Are we then to entertain the thought that the Son is merely an intermediary, and possibly something inferior to God the Father? This false idea has always been simmering in some minds, and appearing more or less boldly from time to time. The closing words of our verse dissipate this thought. Pointing an emphatic finger at "His Son Jesus Christ," the solemn pronouncement is, "This is the true God, and eternal life."
In the first verses of his Gospel, John introduces the same Person as "The Word," and asserts His essential Deity. Here He is "The Son," and His Deity is affirmed with equal emphasis. The adjective "true" is added here, since the world, which is energized by the deceiver, lies darkly in the background. But He not only is the true God, so that all that may be known of God is revealed in Him, but He is also the eternal life, the Fountain-Head of that life which now is ours, so that we may know and enjoy the revelation.

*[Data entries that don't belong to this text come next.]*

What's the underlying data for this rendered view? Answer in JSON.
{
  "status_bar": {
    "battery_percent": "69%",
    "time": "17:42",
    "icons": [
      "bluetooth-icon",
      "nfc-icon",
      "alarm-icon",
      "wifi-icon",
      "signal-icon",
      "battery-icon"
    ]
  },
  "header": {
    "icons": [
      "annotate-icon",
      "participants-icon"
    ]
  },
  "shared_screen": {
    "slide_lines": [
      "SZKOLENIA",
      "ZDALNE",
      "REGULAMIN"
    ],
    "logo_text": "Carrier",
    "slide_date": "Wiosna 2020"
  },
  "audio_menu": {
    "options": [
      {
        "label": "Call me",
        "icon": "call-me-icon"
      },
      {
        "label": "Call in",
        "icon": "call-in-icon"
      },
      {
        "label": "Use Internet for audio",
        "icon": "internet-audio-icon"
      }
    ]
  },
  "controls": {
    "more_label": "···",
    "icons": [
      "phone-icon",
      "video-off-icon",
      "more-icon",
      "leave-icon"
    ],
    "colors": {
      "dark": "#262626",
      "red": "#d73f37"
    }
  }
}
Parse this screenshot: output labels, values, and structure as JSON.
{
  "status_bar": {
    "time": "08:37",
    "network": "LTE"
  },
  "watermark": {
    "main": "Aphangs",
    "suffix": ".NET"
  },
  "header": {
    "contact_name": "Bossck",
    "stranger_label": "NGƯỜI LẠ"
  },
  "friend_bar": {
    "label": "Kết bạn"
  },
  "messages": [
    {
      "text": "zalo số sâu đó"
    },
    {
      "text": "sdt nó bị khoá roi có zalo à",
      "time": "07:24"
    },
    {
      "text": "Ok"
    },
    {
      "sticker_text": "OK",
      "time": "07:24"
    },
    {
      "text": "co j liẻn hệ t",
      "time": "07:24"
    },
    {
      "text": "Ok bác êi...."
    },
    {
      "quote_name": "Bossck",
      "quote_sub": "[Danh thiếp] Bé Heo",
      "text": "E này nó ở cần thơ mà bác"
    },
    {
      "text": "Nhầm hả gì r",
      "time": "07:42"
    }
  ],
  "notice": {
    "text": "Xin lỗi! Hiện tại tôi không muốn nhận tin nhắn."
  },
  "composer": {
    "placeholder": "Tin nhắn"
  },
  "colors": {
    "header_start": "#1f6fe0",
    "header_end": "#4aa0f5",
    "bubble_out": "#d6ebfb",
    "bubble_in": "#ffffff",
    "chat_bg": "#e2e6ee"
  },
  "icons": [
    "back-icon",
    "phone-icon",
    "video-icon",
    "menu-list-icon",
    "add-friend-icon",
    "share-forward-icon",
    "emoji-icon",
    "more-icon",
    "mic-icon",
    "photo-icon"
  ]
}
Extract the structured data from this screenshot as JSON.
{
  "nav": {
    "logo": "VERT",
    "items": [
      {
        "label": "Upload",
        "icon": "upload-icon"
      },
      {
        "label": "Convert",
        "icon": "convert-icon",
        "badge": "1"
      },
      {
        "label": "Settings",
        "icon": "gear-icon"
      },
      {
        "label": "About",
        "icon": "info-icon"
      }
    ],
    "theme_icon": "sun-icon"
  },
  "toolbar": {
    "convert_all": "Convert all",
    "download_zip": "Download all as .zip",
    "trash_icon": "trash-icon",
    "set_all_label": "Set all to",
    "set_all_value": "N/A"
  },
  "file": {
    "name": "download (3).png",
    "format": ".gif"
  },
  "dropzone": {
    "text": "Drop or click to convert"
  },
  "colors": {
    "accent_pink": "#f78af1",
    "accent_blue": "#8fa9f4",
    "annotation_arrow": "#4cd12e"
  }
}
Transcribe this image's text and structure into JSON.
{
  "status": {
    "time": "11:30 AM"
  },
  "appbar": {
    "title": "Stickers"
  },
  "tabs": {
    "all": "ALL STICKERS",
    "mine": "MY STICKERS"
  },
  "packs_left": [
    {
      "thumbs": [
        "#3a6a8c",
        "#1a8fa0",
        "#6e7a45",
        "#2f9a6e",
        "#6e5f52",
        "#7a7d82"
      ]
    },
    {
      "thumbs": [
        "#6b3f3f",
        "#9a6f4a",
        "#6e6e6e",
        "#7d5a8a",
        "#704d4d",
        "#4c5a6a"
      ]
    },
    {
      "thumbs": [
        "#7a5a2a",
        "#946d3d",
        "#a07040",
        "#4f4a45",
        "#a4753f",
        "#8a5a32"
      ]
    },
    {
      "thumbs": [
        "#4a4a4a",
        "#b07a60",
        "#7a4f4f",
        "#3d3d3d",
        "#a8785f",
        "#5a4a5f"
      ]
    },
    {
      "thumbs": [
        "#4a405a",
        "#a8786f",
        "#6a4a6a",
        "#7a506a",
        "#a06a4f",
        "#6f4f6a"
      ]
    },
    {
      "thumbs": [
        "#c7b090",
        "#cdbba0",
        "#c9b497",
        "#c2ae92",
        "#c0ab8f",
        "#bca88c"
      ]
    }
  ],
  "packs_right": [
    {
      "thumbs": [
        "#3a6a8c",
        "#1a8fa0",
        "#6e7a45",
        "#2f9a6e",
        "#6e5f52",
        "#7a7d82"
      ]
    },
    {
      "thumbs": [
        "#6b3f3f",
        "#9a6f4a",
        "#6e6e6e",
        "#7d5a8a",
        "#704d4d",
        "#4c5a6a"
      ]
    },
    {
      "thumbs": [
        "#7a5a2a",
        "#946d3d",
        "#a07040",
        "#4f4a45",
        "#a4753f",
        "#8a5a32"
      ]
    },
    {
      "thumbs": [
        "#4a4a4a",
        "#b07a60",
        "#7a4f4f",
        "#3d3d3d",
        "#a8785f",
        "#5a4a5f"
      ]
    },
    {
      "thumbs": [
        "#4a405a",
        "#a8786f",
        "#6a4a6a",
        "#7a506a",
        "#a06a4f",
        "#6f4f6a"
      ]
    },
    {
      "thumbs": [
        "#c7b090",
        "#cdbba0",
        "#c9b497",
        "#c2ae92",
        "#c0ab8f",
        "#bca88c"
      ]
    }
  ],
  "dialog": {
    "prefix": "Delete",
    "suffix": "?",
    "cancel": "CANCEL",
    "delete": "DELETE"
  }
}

Into that life have we been brought, and we have it now. This does not in any way clash with that which we find frequently in Paul's writings — "The end everlasting life" (Rom. 6:22) — that life as a future thing. You might walk into a greenhouse in this country and see a cactus growing in a pot. It looks like a spiny cucumber standing up on its end. If you ever visit the West Indies you will see the same sort of cactus in its tropical fulness, twenty feet high, and not stunted by a chilly clime. The essential life of both is the same. We have the life now, though its fulness belongs to the age that is to come.
That which hinders the development of that life now may be summed up in the one word, idols.
Hence the last verse of the epistle. The word, "little" should not be there. The whole family of God is addressed and not babes merely. The closing exhortation is "Keep yourselves from idols." What is an idol? We may define it by saying, an idol is anything which usurps in the heart and mind that supreme place that belongs to God alone. That which takes such commanding possession of our thoughts becomes an idol.
In these words the Holy Spirit has uncovered for us the root of much failure and weakness amongst the children of God. The idolized thing becomes like a film over the eye, dimming its vision of the brighter things above. Here I feel very sympathetic with my younger brothers and sisters, for I am now sufficiently old to look back to youthful days when there were not nearly the number of clever things invented, calculated to fascinate and fill the mind to the exclusion of far better things. In my young days there were no motor-cars, no aeroplanes, no radio, no television, no cinemas, enticing you to spend time on them rather than on the service of the Lord and things of eternal value.
So our closing word must be one of warning. You may hear great and wonderful things in meetings, and even yield them a ready assent in your mind, but if you are decoyed away to spend most of your time in the pursuit of other things that bear the idol character, your Christianity will be but a poor anaemic thing.
So let me repeat once more John's closing admonition, "Children, keep yourselves from idols." And may we all have grace to respond with "Amen," and really mean it.